BTW... anyone that does UNIX TimeStamp conversions using /1000 because of milliseconds is doing it incorrectly.  It's a part of the "2038" problem, most make a mistake and it becomes DATETIME, and that causes a rounding issue that can sometimes take you into the next day.  The proper conversion (which I actually started writing an article about a couple of weeks ago because so many people are doing it incorrectly) in SQL Server/T-SQL is ....

SELECT Converted = DATEADD(ms,Created_TimeStamp%86400000,DATEADD(dd,Created_TimeStamp/86400000,CONVERT(DATETIME2(3),'1970')))
,Created_TimeStamp --for a visual comparison
FROM dbo.AO_2C4E5C_MAILITEM
;

If you neglect to use the CONVERT in that, you'll end up with DATETIME, which will produce rounding errors whenever the units part of the UNIX TimeStamp is a "9".

Like Nic Brough _Adaptavist_ likes this

This is one of the things I think Mike and Scott didn't plan for, it feels like they weren't expecting the level of success they've had, and they never imagined people would use Jira systems on the scale a lot of us do in the long run. 

I don't blame them.  I've done the same.  As your product grows, there's always something more important to look at.

The short way I explain it - Jira uses a database as a data store.  It doesn't make use of anything more than the most basic functions of a database, and doesn't think about how it could do it better! 
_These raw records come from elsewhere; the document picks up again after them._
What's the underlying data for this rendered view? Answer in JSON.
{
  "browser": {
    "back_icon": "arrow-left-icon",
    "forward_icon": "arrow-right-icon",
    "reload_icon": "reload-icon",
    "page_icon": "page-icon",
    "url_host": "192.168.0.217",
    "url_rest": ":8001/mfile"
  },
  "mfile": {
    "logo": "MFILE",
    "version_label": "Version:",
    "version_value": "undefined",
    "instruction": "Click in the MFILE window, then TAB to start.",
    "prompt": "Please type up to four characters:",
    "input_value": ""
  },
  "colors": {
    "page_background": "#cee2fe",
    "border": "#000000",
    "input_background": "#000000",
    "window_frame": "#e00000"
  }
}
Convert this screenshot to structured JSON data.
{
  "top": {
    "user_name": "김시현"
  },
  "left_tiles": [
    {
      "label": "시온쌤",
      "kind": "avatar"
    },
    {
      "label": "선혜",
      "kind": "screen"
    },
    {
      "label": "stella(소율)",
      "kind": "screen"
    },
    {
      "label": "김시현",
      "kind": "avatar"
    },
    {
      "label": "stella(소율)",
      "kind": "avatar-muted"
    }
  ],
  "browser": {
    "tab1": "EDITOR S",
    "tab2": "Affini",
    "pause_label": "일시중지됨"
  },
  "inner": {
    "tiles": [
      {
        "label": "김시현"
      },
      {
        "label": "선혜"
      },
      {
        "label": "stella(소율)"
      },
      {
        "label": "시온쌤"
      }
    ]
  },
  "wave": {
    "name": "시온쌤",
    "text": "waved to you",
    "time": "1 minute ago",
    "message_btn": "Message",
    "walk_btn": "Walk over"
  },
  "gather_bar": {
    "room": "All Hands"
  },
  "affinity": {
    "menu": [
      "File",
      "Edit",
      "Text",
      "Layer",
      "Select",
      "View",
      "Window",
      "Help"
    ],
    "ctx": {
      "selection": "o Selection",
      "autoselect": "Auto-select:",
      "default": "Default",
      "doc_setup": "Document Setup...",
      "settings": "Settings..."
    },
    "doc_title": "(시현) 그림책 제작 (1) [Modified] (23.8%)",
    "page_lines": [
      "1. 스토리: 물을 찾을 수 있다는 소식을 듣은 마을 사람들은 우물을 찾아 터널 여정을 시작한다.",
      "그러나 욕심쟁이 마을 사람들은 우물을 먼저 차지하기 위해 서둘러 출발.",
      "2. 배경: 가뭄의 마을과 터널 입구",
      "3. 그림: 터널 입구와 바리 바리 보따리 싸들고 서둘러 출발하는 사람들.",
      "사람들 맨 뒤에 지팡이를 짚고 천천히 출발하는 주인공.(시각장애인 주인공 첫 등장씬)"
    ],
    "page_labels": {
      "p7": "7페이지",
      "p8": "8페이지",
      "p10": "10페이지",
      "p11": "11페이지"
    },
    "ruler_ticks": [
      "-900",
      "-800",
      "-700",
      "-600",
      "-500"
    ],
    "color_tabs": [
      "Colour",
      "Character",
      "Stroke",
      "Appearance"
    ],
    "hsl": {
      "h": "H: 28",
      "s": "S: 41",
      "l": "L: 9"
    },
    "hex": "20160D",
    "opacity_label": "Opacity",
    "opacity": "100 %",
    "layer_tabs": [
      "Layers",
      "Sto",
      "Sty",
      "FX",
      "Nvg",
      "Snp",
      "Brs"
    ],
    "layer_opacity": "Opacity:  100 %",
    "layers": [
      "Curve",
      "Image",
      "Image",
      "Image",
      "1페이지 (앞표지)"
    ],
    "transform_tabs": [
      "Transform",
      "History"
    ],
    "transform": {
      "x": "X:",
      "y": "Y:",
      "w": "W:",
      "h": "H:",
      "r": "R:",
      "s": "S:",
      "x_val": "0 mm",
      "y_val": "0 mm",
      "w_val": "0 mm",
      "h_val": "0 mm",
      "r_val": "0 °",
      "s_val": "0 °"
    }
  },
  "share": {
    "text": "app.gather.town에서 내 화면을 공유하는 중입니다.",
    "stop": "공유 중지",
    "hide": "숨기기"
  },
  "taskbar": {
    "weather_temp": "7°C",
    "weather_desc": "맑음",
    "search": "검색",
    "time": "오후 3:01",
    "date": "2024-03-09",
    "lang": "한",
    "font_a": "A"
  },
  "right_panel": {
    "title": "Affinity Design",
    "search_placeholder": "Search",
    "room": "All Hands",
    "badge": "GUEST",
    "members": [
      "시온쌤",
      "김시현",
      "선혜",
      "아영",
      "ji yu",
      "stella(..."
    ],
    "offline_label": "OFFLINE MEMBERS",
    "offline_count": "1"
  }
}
I will say that Jira is pretty awesome and I don't pass out compliments easily.  It has some "nuances" that take some getting used to (I hated it at first) but it's real handy when it comes to projects, project management, and project reporting.  The interface with Tempo also works a treat.  There's nuances there, as well, but I don't know software that doesn't.  If you look at (for example), MS Word and Excel, they still have problems that have existed since Bill Gates got Blue screened trying to give a demo in Boston in the '80's.  (I was actually there when it happened).

Suggest an answer

Log in or Sign up to answer